### Exercise prompt
For the word "JSON", count the lines in the records below that include it and give only that number.

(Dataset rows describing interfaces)

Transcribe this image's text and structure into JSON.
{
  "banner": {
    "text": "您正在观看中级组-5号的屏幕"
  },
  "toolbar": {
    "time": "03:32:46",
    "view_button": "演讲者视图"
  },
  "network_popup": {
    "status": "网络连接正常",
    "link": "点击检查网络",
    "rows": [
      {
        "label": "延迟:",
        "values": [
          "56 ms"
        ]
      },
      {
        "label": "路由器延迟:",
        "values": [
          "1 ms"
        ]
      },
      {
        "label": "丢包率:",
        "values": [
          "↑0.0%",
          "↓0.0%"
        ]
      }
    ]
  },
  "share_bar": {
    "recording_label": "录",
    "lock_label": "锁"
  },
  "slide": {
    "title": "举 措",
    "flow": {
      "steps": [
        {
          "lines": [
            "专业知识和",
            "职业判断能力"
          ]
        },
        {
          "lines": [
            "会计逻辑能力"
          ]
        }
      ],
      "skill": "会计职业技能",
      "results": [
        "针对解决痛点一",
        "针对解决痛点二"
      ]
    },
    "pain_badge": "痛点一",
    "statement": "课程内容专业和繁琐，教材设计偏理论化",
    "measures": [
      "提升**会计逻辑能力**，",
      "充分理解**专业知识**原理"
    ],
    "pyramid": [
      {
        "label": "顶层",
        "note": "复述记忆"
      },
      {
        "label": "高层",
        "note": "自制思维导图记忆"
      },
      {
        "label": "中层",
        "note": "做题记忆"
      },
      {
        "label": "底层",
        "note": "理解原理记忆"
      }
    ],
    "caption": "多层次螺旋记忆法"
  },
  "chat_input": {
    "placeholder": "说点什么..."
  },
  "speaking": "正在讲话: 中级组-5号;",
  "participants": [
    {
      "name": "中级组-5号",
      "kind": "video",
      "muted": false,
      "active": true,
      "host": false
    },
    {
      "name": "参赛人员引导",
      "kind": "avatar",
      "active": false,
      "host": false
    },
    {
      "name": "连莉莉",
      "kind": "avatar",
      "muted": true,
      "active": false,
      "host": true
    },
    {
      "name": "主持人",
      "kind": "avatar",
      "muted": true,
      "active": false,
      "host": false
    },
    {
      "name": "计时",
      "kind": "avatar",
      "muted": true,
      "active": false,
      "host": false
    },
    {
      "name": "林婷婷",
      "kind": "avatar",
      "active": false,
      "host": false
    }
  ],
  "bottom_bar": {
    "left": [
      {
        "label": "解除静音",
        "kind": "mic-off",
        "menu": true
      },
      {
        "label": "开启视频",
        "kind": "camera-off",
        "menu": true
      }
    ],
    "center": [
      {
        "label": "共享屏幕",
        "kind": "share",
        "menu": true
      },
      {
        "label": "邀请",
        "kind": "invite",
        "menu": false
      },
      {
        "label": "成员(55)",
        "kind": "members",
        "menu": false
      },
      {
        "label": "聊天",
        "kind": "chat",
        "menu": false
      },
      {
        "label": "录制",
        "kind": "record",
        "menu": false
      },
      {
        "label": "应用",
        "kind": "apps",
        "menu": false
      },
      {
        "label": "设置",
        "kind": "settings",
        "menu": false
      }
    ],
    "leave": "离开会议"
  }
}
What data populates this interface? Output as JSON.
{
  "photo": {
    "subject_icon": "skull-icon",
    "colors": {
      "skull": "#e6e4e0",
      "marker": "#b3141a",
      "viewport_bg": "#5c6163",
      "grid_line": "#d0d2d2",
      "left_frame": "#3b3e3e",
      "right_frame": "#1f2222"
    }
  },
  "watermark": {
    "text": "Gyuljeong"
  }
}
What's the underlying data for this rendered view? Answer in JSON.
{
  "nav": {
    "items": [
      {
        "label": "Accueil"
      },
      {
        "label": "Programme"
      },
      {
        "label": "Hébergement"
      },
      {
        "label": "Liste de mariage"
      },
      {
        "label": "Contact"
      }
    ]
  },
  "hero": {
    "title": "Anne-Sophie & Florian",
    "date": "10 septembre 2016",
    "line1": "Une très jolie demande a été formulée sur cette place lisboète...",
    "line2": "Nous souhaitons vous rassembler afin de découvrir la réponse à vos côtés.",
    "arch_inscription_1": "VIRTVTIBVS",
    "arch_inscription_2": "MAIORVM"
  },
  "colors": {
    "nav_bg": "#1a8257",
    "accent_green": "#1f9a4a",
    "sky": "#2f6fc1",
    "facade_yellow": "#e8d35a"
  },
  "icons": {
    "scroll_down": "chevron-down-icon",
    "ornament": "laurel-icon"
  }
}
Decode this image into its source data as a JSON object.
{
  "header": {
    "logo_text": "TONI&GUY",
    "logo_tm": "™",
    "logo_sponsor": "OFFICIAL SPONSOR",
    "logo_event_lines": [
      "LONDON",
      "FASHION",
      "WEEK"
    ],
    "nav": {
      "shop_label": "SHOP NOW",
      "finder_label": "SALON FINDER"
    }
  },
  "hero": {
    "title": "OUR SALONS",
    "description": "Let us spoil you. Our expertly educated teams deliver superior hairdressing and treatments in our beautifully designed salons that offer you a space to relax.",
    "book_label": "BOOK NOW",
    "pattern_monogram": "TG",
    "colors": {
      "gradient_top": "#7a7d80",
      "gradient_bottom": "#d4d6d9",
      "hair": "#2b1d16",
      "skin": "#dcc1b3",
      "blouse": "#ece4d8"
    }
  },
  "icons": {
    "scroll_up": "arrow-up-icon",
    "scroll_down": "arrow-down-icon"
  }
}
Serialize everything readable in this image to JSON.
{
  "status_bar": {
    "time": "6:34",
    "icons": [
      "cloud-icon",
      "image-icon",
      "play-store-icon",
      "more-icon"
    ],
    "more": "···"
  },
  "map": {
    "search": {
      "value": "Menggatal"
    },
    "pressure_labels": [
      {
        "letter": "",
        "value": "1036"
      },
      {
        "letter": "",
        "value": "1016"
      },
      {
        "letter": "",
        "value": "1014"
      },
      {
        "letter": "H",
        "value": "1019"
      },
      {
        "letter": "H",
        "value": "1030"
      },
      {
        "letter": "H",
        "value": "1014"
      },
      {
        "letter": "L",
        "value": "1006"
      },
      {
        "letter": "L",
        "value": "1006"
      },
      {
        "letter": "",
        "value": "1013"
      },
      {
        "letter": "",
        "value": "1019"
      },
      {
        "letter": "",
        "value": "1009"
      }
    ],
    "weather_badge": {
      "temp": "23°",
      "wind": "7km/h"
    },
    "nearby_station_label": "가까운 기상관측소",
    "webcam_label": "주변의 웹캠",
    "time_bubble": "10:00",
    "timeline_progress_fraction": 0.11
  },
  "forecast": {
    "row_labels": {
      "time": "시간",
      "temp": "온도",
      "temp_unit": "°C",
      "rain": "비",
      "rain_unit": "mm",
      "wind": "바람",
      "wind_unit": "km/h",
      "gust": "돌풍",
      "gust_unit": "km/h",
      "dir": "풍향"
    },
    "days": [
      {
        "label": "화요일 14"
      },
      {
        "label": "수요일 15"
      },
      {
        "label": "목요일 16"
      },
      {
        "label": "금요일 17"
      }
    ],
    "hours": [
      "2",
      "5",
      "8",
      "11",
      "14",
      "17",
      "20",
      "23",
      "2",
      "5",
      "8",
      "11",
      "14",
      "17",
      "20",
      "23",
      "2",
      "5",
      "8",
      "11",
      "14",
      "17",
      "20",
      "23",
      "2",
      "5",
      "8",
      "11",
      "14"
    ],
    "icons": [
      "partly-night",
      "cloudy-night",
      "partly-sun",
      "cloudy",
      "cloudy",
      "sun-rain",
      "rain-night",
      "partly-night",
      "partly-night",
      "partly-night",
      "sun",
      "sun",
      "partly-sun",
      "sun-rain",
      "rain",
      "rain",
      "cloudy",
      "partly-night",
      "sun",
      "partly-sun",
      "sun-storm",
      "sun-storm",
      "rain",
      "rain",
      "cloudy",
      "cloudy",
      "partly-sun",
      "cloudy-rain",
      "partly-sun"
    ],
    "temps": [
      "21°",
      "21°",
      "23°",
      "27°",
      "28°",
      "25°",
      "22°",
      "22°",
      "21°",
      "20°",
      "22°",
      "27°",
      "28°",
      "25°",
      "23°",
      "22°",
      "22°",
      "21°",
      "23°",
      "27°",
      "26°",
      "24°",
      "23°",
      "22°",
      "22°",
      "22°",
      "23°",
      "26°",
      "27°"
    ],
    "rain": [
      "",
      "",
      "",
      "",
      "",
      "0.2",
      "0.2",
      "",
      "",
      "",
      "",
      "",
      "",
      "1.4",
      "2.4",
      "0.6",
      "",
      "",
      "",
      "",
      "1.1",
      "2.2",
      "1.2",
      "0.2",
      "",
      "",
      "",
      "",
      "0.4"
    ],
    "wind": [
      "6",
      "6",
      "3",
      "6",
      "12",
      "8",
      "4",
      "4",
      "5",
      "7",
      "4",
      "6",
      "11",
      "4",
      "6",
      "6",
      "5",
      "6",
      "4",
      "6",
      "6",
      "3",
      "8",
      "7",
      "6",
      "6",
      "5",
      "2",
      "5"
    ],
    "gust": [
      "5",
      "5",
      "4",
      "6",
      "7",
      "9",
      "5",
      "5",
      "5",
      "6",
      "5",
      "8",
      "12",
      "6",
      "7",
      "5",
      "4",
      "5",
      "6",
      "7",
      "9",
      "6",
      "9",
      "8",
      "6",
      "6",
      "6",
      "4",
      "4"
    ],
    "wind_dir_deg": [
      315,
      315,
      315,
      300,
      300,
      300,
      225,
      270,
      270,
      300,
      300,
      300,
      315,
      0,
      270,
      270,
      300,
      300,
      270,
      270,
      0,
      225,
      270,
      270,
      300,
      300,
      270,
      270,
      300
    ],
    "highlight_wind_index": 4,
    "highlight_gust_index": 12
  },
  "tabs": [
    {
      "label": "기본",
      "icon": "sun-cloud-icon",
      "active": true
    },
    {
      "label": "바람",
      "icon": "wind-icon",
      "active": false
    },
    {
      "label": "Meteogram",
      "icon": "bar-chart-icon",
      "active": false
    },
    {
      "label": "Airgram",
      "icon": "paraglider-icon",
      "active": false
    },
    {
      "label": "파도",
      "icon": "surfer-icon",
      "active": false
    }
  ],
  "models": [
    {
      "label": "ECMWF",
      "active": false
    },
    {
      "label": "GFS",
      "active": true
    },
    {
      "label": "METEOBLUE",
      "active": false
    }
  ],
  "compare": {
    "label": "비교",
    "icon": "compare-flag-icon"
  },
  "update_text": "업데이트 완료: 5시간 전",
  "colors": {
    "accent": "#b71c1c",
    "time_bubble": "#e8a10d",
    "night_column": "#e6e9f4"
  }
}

### Problem solution
5